  • Posted by: Fr. William - Mar. 06, 2006 9:40 PM ET USA

    Amazing. First, the article states correctly that the Holy Father, via Card. Arinze, has already ruled on this matter. People CAN KNEEL, not only at the Agnus Dei & after Communion, but also when receiving Holy Communion, & no bishop/cardinal can prevent them. Second, the "pastor" of this OC parish, & Bp. Tod "with one 'd'" Brown & his classmate, Card. Mahony, are out-of-sync with the USCCB, which has determined that kneeling is the norm after returning to the pews after Communion.
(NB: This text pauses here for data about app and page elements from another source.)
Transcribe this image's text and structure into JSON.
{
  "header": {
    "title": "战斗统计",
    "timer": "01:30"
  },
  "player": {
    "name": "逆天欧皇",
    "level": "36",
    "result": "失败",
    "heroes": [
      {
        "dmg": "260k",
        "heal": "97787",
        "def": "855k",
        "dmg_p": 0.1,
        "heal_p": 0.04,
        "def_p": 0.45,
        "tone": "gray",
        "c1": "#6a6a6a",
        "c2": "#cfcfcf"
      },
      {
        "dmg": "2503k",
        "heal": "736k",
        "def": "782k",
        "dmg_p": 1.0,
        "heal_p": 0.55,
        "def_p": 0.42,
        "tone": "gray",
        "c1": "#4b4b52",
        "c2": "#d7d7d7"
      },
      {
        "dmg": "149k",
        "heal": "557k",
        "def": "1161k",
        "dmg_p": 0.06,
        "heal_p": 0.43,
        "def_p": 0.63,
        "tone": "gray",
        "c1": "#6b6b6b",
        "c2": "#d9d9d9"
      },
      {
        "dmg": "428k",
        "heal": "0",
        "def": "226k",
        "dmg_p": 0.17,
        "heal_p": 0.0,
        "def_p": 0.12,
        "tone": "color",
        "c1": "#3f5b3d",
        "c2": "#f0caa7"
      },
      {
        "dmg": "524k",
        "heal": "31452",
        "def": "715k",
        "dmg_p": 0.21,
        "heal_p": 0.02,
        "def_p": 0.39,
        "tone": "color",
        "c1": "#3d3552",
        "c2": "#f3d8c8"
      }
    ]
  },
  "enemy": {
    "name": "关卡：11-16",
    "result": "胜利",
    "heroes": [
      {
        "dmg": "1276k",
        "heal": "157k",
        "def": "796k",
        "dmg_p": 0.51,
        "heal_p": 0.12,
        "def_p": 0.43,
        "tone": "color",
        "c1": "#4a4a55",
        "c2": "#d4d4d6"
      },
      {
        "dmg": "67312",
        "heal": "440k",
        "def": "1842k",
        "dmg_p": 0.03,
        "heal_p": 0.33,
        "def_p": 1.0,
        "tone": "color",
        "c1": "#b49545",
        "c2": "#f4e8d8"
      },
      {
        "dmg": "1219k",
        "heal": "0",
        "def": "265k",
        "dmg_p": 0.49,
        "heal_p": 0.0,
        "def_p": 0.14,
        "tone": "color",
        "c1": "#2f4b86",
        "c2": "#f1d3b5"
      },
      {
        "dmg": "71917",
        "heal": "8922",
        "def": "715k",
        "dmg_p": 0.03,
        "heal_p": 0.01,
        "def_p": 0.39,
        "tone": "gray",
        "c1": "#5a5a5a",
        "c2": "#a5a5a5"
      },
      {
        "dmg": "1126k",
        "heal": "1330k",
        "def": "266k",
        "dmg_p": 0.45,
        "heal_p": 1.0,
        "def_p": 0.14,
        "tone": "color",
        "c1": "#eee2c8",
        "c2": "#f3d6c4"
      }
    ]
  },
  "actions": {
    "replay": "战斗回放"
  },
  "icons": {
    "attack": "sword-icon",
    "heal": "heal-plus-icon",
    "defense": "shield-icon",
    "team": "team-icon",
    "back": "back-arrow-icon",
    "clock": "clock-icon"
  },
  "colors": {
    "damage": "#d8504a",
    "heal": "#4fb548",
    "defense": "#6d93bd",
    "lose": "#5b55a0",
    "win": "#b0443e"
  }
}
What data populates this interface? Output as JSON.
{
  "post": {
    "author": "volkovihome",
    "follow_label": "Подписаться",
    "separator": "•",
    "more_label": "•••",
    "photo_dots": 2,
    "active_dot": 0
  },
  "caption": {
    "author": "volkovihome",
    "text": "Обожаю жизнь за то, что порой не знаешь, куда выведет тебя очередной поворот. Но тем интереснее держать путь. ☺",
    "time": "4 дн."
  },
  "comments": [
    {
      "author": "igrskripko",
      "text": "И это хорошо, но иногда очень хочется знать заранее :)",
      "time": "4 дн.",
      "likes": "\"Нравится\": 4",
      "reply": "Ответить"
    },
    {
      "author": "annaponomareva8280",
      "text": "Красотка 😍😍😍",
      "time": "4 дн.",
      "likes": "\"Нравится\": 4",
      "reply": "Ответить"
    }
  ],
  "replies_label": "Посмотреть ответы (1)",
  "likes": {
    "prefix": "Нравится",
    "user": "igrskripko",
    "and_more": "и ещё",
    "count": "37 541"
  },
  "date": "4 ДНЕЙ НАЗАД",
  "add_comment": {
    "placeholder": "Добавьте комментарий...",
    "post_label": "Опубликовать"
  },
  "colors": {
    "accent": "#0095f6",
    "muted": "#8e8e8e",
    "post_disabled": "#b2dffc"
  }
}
God help us.

  • Posted by: - Mar. 06, 2006 7:27 PM ET USA

    Living minutes from this parish the issues as reported are simplified. Fr Johnson who retired thus ending a Tridentine Indult to which many came from miles around Southern California used to warn those who came not to be "more Catholic than the Catholic Church". Please pray for this diocese.

  • Posted by: Sterling - Mar. 06, 2006 5:59 PM ET USA

    When is the last time ANYONE out there has heard a bishop accuse people of mortal sin? Now, if these threats to the faith had done something really bad - say, refusing to dip their fingers in the sand that replaces the holy water in some fonts during Lent - I might understand.

  • Posted by: Stonewall - Mar. 06, 2006 5:57 PM ET USA

    Cessation of kneeling for Holy Communion is the single greatest error that the Church made in the 20th century.

  • Posted by: - Mar. 06, 2006 4:22 PM ET USA

    What do they do there with Rainbow Sash people? Just curious.